We want it to be a Java friendly syntax, now we can divert from Java, we don't have to be backwards compatible, in fact, we can't be really. There are a few smelly parts in Java, like equals, the == sign means different things depending on whether your using a primitive type or an Object type. So as soon as you go into dynamic typed world, and you've no idea whether it is an int or an Integer, it's pretty hard in a dynamic language to know the difference between the two. So == means comparisons for primitive types, it means identity for Object types. One of the first bugs I hit, and I hit it all the time, is writing x == 3, which we just naturally do without thinking in Java, and expect that to be a comparison. Hardly anybody puts == with Object types, because you hardly ever want to do identity based comparison. I think once in the last ten years, I've done an identity based comparison, it's not something that people really do, it's very rare.
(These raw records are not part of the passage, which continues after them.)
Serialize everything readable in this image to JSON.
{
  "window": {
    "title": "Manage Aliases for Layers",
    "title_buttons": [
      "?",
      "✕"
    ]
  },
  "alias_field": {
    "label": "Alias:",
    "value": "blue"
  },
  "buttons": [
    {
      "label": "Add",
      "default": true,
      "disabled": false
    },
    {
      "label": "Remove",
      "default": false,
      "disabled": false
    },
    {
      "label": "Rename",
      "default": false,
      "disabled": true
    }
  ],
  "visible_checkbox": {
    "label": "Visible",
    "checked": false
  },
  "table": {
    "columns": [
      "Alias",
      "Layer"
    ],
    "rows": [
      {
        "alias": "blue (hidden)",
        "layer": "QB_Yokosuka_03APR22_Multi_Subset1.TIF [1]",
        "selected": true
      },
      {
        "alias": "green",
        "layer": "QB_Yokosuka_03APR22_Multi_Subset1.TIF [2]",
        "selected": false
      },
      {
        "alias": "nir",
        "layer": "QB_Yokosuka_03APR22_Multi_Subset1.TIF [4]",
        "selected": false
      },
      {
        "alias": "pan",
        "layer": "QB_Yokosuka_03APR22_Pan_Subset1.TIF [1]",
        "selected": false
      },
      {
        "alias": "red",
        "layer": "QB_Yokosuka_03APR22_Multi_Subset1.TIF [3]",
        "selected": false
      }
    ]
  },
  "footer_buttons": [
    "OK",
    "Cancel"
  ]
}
So because we made that change, we pretty much can't be backwards compatible with Java, because we made that little, subtle change. == always means equality, which is what people always really mean anyway. So we can't be completely 100% backwards compatible, but the idea is to be fairly looky likey. The ultimate vision would be to be able to cut and paste Java code in your IDE straight to Groovy script. It can hopefully take out most of the crap you type, be a little bit more concise, but we're trying to be Java like, but not necessarily 100% compatible. And basically just sit on top of J2SE.
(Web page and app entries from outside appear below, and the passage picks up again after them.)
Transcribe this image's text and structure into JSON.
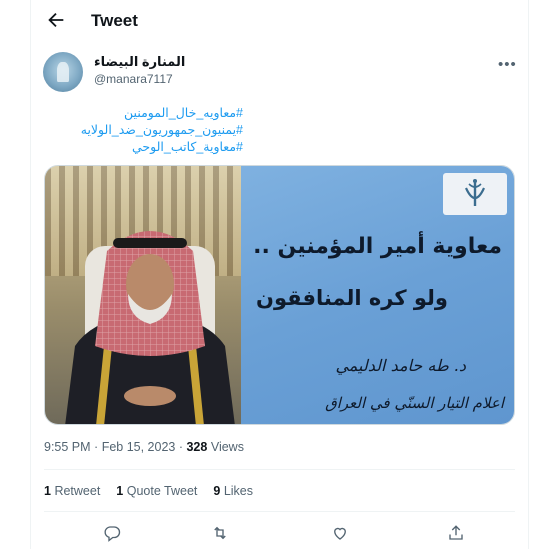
{
  "header": {
    "title": "Tweet"
  },
  "author": {
    "display_name": "المنارة البيضاء",
    "handle": "@manara7117"
  },
  "tweet": {
    "hashtags": [
      "#معاويه_خال_المومنين",
      "#يمنيون_جمهوريون_ضد_الولايه",
      "#معاوية_كاتب_الوحي"
    ],
    "image": {
      "line1": "معاوية أمير المؤمنين ..",
      "line2": "ولو كره المنافقون",
      "line3": "د. طه حامد الدليمي",
      "line4": "اعلام التيار السنّي في العراق"
    },
    "time": "9:55 PM",
    "date": "Feb 15, 2023",
    "views_count": "328",
    "views_label": "Views"
  },
  "stats": {
    "retweets_count": "1",
    "retweets_label": "Retweet",
    "quotes_count": "1",
    "quotes_label": "Quote Tweet",
    "likes_count": "9",
    "likes_label": "Likes"
  },
  "colors": {
    "link": "#1d9bf0",
    "secondary": "#536471",
    "panel_blue": "#6aa0d6"
  }
}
So a quick glance, if you wanted to in a very brief way, say what is Groovy. One of the first things, I remember I was going on holiday for a weekend, and the plane was late, so I thought, what shall I do, my wife went shopping, because she loves shopping, so I thought "Oh there's an internet cafe, let me go to browse.' And I couldn't think of much to read, so I thought "hey, I'll learn python". Bit of a geek and it's quite sad, but hey I'll learn python. So I sat there for a couple of hours and thought "you know what, this is kind of nice, I can create, in a tiny amount of text, a collection, a dictionary, I can add stuff to it, sort it, search it, do all that stuff". We work with collections and beans and whatever all the time, and it was kind of embarrassing that Java is so verbose for doing something so trivial as making a List of Objects. The whole difference between arrays and Lists, it makes you feel a bit dirty when you see what it should be like. So that was the first thing to get right, working nicely with beans and collections.

Closures are one of those things that take you a little time to realize why they're good, but once you've seen them you just love them. For me the best bit of closures is working with resources, whether that's files, databases, message brokers. I only really realized this when we started implementing closures, with IO. Doing something as trivial as loading a file, and processing it line by line and making sure you close the file properly if an exception occurs is surprisingly hard to do with one resource.

  • No labels